One of my current ongoing projects is Talk To Me About Water, an indigenous artist-led collective dedicated to promoting and advancing conversations about water! As part of this project, we have been collecting many data sets that are free and available to the public, with a special focus on sets that could be interesting or useful to artists. These datasets are managed by the United States Geological Survey (and my sister and founding TTMAW member Martha Bearskin!)
Here are a few of my favorites:
First up we have a trio of datasets about hydrography. These include the National Hydrography Dataset (NHD), which maps the surfaces of rivers, streams, canals, lakes, ponds, glaciers, coastlines, dams, stream gages, and related features all across the nation, the Watershed Boundary Dataset(WBD), which deals with drainage areas, and the NHDPlus High Resolution (NHDPlus HR), which is “a nationwide, integrated hydrography and elevation geospatial dataset that includes the NHD stream network, WBD hydrologic units, local drainage areas or “catchments”, flow direction and flow accumulation rasters, and Value-Added Attributes (VAAs).” This last dataset is still in the process of being assembled but contains some cool info nonetheless.
The NWIS Mapper is an interactive tool that allows you to search for and view information about the water quality at any location in the United States.
The USGS Streamer is another really cool interactive tool. It traces water upstream and downstream so that you can easily see where any given stream has its origin and where it spills out. You can use this information to trace pollutants in water and map the areas they travel to and affect, or any number of other interesting applications.
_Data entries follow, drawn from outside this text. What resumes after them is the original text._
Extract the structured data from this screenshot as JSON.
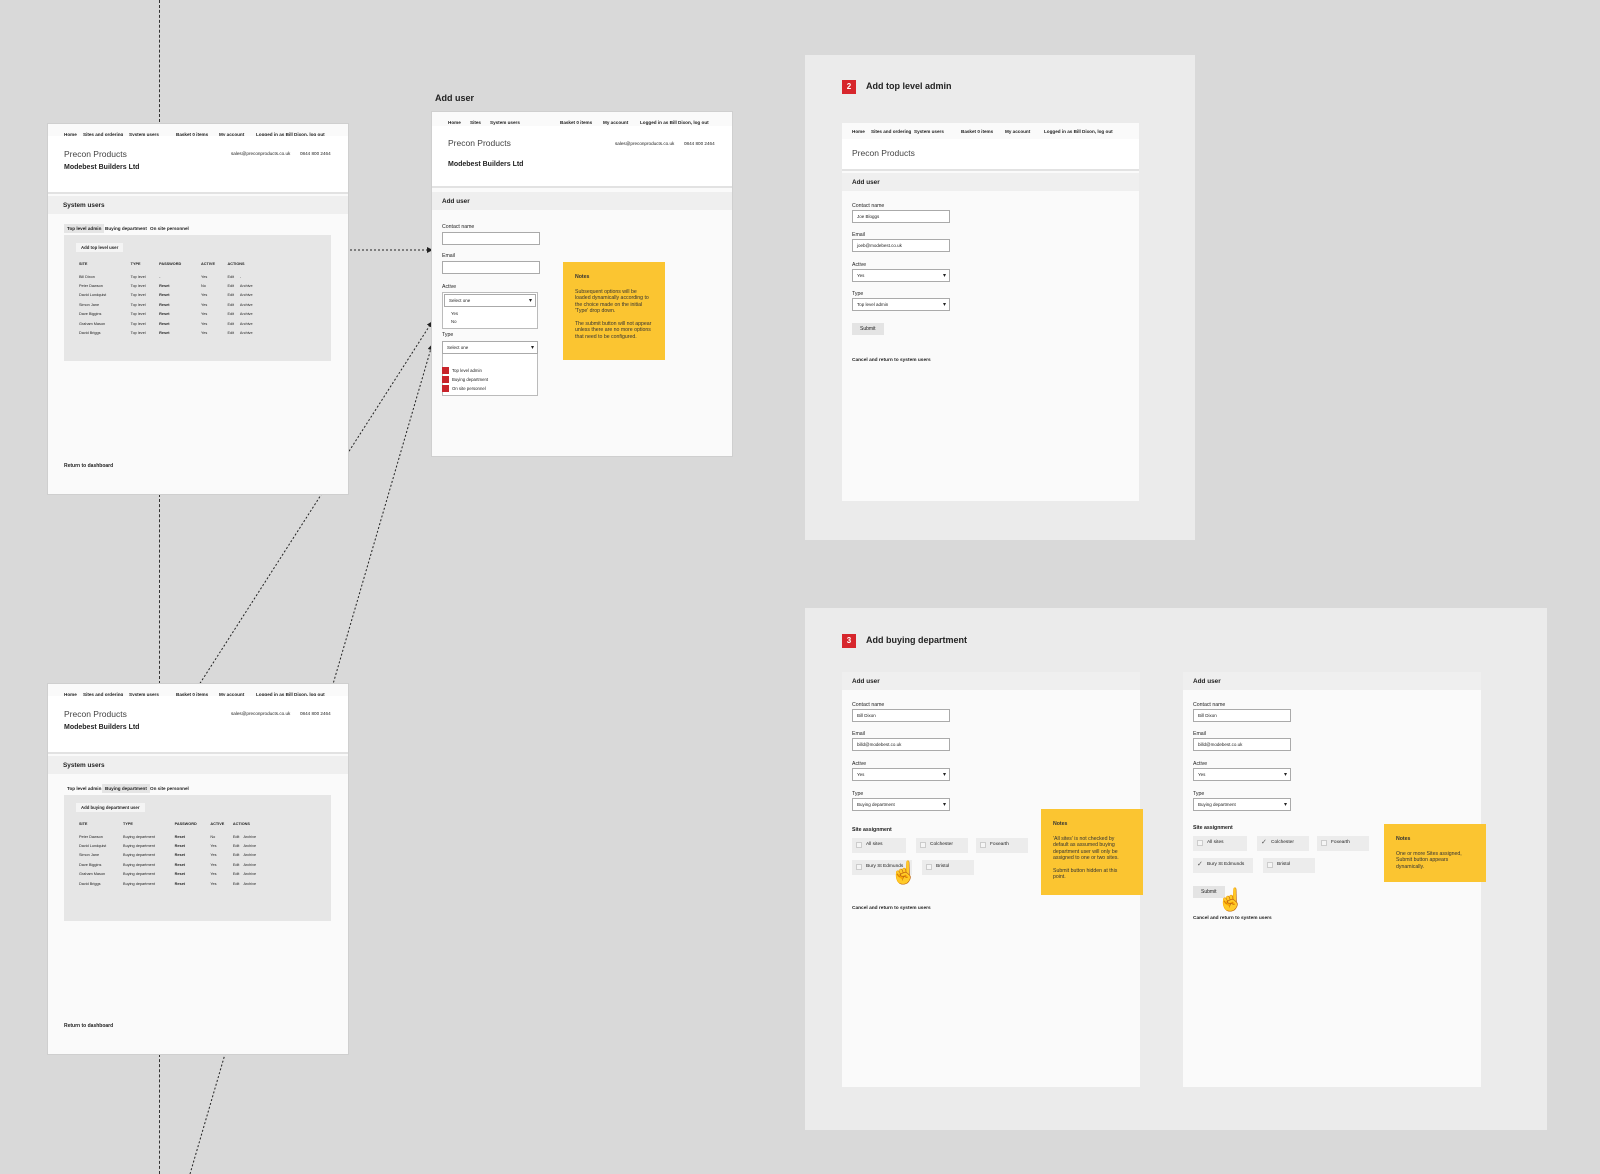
{
  "nav_left": {
    "home": "Home",
    "sites": "Sites and ordering",
    "system_users": "System users",
    "basket": "Basket 0 items",
    "account": "My account",
    "logged": "Logged in as Bill Dixon, log out"
  },
  "nav_mid": {
    "home": "Home",
    "sites": "Sites",
    "system_users": "System users",
    "basket": "Basket 0 items",
    "account": "My account",
    "logged": "Logged in as Bill Dixon, log out"
  },
  "brand": "Precon Products",
  "company": "Modebest Builders Ltd",
  "contact_email": "sales@preconproducts.co.uk",
  "contact_phone": "0844 800 2464",
  "system_users_title": "System users",
  "tabs": [
    "Top level admin",
    "Buying department",
    "On site personnel"
  ],
  "return_dashboard": "Return to dashboard",
  "table_headers": [
    "SITE",
    "TYPE",
    "PASSWORD",
    "ACTIVE",
    "ACTIONS"
  ],
  "table_top": {
    "add_label": "Add top level user",
    "rows": [
      [
        "Bill Dixon",
        "Top level",
        "-",
        "Yes",
        "Edit",
        "-"
      ],
      [
        "Peter Dawson",
        "Top level",
        "Reset",
        "No",
        "Edit",
        "Archive"
      ],
      [
        "David Lundquist",
        "Top level",
        "Reset",
        "Yes",
        "Edit",
        "Archive"
      ],
      [
        "Simon Jane",
        "Top level",
        "Reset",
        "Yes",
        "Edit",
        "Archive"
      ],
      [
        "Dave Biggins",
        "Top level",
        "Reset",
        "Yes",
        "Edit",
        "Archive"
      ],
      [
        "Graham Mason",
        "Top level",
        "Reset",
        "Yes",
        "Edit",
        "Archive"
      ],
      [
        "David Briggs",
        "Top level",
        "Reset",
        "Yes",
        "Edit",
        "Archive"
      ]
    ]
  },
  "table_buying": {
    "add_label": "Add buying department user",
    "rows": [
      [
        "Peter Dawson",
        "Buying department",
        "Reset",
        "No",
        "Edit",
        "Archive"
      ],
      [
        "David Lundquist",
        "Buying department",
        "Reset",
        "Yes",
        "Edit",
        "Archive"
      ],
      [
        "Simon Jane",
        "Buying department",
        "Reset",
        "Yes",
        "Edit",
        "Archive"
      ],
      [
        "Dave Biggins",
        "Buying department",
        "Reset",
        "Yes",
        "Edit",
        "Archive"
      ],
      [
        "Graham Mason",
        "Buying department",
        "Reset",
        "Yes",
        "Edit",
        "Archive"
      ],
      [
        "David Briggs",
        "Buying department",
        "Reset",
        "Yes",
        "Edit",
        "Archive"
      ]
    ]
  },
  "add_user_heading": "Add user",
  "form": {
    "contact_label": "Contact name",
    "email_label": "Email",
    "active_label": "Active",
    "type_label": "Type",
    "select_placeholder": "Select one",
    "select_placeholder2": "Select one",
    "active_options": [
      "Yes",
      "No"
    ],
    "type_options": [
      "Top level admin",
      "Buying department",
      "On site personnel"
    ],
    "submit": "Submit",
    "cancel": "Cancel and return to system users",
    "site_assignment": "Site assignment"
  },
  "note1": {
    "title": "Notes",
    "p1": "Subsequent options will be loaded dynamically according to the choice made on the initial 'Type' drop down.",
    "p2": "The submit button will not appear unless there are no more options that need to be configured."
  },
  "section2": {
    "num": "2",
    "title": "Add top level admin",
    "name": "Joe Bloggs",
    "email": "joeb@modebest.co.uk",
    "active": "Yes",
    "type": "Top level admin"
  },
  "section3": {
    "num": "3",
    "title": "Add buying department",
    "name": "Bill Dixon",
    "email": "billd@modebest.co.uk",
    "active": "Yes",
    "type": "Buying department",
    "sites": [
      "All sites",
      "Colchester",
      "Foxearth",
      "Bury St Edmunds",
      "Bristol"
    ]
  },
  "note2": {
    "title": "Notes",
    "p1": "'All sites' is not checked by default as assumed buying department user will only be assigned to one or two sites.",
    "p2": "Submit button hidden at this point."
  },
  "note3": {
    "title": "Notes",
    "p1": "One or more Sites assigned, Submit button appears dynamically."
  },
  "colors": {
    "background": "#d9d9d9",
    "note": "#fbc531",
    "badge": "#d7262c"
  },
  "icons": [
    "hand-pointer-icon",
    "check-icon",
    "caret-down-icon"
  ]
}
The TopoBuilder allows you to create your own custom topographic maps on demand. It also provides access to a backlog of historical topo maps from all around the country. Fascinating!
Still not enough maps for you? Check out this list of National Map Datasets, assembled by the USGS. If you can’t find the map you’re looking for in here, you probably aren’t trying hard enough.
One of the coolest maps on this list is the National Map Data Contents List. This shows the types of content approved by the National Geospatial Program for inclusion in The National Map, including boundaries, geographic names, structures, transportation, elevation, hydrography, land cover, and orthoimagery.
Last, but certainly not least, is this excellent real-time water data map tool, which provides access to over 13,000 USGS stations providing up-to-the-minute info about the streams, lakes, reservoirs, and groundwater sources of this land, along with current weather and hazard conditions.
And that’s just the tip of the iceberg (ha!) Spend some time exploring these datasets, and let your imagination run wild.
What will you discover? And how can you bring your discoveries to the conversation the next time you talk to me about water?